• [Records for this task]:
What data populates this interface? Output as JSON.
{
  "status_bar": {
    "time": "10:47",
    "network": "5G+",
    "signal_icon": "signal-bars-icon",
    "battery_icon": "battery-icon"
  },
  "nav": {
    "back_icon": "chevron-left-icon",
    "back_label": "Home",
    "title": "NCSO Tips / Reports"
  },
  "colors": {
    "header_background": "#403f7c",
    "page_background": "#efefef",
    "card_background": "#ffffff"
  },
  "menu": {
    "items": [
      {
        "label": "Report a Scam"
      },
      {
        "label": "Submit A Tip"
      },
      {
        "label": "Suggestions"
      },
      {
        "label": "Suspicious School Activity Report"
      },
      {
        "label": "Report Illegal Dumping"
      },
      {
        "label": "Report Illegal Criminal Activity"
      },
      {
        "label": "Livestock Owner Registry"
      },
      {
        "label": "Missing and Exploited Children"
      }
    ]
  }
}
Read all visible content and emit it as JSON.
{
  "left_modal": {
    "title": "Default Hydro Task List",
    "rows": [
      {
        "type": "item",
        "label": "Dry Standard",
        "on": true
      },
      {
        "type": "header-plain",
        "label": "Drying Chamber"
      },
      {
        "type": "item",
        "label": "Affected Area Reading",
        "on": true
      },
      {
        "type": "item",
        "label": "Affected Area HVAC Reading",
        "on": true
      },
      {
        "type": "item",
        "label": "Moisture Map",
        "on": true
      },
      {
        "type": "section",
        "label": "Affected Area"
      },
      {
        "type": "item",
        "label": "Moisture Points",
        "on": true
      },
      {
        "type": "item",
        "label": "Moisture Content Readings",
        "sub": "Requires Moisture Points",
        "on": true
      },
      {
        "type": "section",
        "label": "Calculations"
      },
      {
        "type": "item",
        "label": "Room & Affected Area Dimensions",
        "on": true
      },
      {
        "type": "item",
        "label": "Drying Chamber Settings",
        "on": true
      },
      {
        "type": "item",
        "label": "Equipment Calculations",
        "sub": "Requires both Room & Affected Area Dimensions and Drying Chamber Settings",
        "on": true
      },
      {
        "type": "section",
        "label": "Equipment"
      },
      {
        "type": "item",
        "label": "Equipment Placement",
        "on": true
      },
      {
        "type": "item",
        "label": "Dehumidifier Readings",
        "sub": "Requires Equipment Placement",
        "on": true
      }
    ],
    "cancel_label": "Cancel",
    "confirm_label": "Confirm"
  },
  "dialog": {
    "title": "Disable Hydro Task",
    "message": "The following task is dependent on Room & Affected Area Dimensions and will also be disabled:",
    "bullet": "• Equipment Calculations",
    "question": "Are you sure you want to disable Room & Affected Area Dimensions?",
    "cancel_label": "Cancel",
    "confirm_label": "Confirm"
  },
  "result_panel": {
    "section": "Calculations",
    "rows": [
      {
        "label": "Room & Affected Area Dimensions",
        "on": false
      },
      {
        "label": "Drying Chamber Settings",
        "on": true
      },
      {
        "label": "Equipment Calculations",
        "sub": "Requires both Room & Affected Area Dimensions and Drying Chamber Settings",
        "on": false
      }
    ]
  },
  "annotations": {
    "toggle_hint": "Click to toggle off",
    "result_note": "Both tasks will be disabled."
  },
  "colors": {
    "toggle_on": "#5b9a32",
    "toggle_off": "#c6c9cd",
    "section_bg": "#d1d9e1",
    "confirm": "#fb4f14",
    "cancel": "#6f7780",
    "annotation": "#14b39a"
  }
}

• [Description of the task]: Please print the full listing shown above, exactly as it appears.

• [Response area]:
What data populates this interface? Output as JSON.
{
  "status_bar": {
    "time": "10:47",
    "network": "5G+",
    "signal_icon": "signal-bars-icon",
    "battery_icon": "battery-icon"
  },
  "nav": {
    "back_icon": "chevron-left-icon",
    "back_label": "Home",
    "title": "NCSO Tips / Reports"
  },
  "colors": {
    "header_background": "#403f7c",
    "page_background": "#efefef",
    "card_background": "#ffffff"
  },
  "menu": {
    "items": [
      {
        "label": "Report a Scam"
      },
      {
        "label": "Submit A Tip"
      },
      {
        "label": "Suggestions"
      },
      {
        "label": "Suspicious School Activity Report"
      },
      {
        "label": "Report Illegal Dumping"
      },
      {
        "label": "Report Illegal Criminal Activity"
      },
      {
        "label": "Livestock Owner Registry"
      },
      {
        "label": "Missing and Exploited Children"
      }
    ]
  }
}
Read all visible content and emit it as JSON.
{
  "left_modal": {
    "title": "Default Hydro Task List",
    "rows": [
      {
        "type": "item",
        "label": "Dry Standard",
        "on": true
      },
      {
        "type": "header-plain",
        "label": "Drying Chamber"
      },
      {
        "type": "item",
        "label": "Affected Area Reading",
        "on": true
      },
      {
        "type": "item",
        "label": "Affected Area HVAC Reading",
        "on": true
      },
      {
        "type": "item",
        "label": "Moisture Map",
        "on": true
      },
      {
        "type": "section",
        "label": "Affected Area"
      },
      {
        "type": "item",
        "label": "Moisture Points",
        "on": true
      },
      {
        "type": "item",
        "label": "Moisture Content Readings",
        "sub": "Requires Moisture Points",
        "on": true
      },
      {
        "type": "section",
        "label": "Calculations"
      },
      {
        "type": "item",
        "label": "Room & Affected Area Dimensions",
        "on": true
      },
      {
        "type": "item",
        "label": "Drying Chamber Settings",
        "on": true
      },
      {
        "type": "item",
        "label": "Equipment Calculations",
        "sub": "Requires both Room & Affected Area Dimensions and Drying Chamber Settings",
        "on": true
      },
      {
        "type": "section",
        "label": "Equipment"
      },
      {
        "type": "item",
        "label": "Equipment Placement",
        "on": true
      },
      {
        "type": "item",
        "label": "Dehumidifier Readings",
        "sub": "Requires Equipment Placement",
        "on": true
      }
    ],
    "cancel_label": "Cancel",
    "confirm_label": "Confirm"
  },
  "dialog": {
    "title": "Disable Hydro Task",
    "message": "The following task is dependent on Room & Affected Area Dimensions and will also be disabled:",
    "bullet": "• Equipment Calculations",
    "question": "Are you sure you want to disable Room & Affected Area Dimensions?",
    "cancel_label": "Cancel",
    "confirm_label": "Confirm"
  },
  "result_panel": {
    "section": "Calculations",
    "rows": [
      {
        "label": "Room & Affected Area Dimensions",
        "on": false
      },
      {
        "label": "Drying Chamber Settings",
        "on": true
      },
      {
        "label": "Equipment Calculations",
        "sub": "Requires both Room & Affected Area Dimensions and Drying Chamber Settings",
        "on": false
      }
    ]
  },
  "annotations": {
    "toggle_hint": "Click to toggle off",
    "result_note": "Both tasks will be disabled."
  },
  "colors": {
    "toggle_on": "#5b9a32",
    "toggle_off": "#c6c9cd",
    "section_bg": "#d1d9e1",
    "confirm": "#fb4f14",
    "cancel": "#6f7780",
    "annotation": "#14b39a"
  }
}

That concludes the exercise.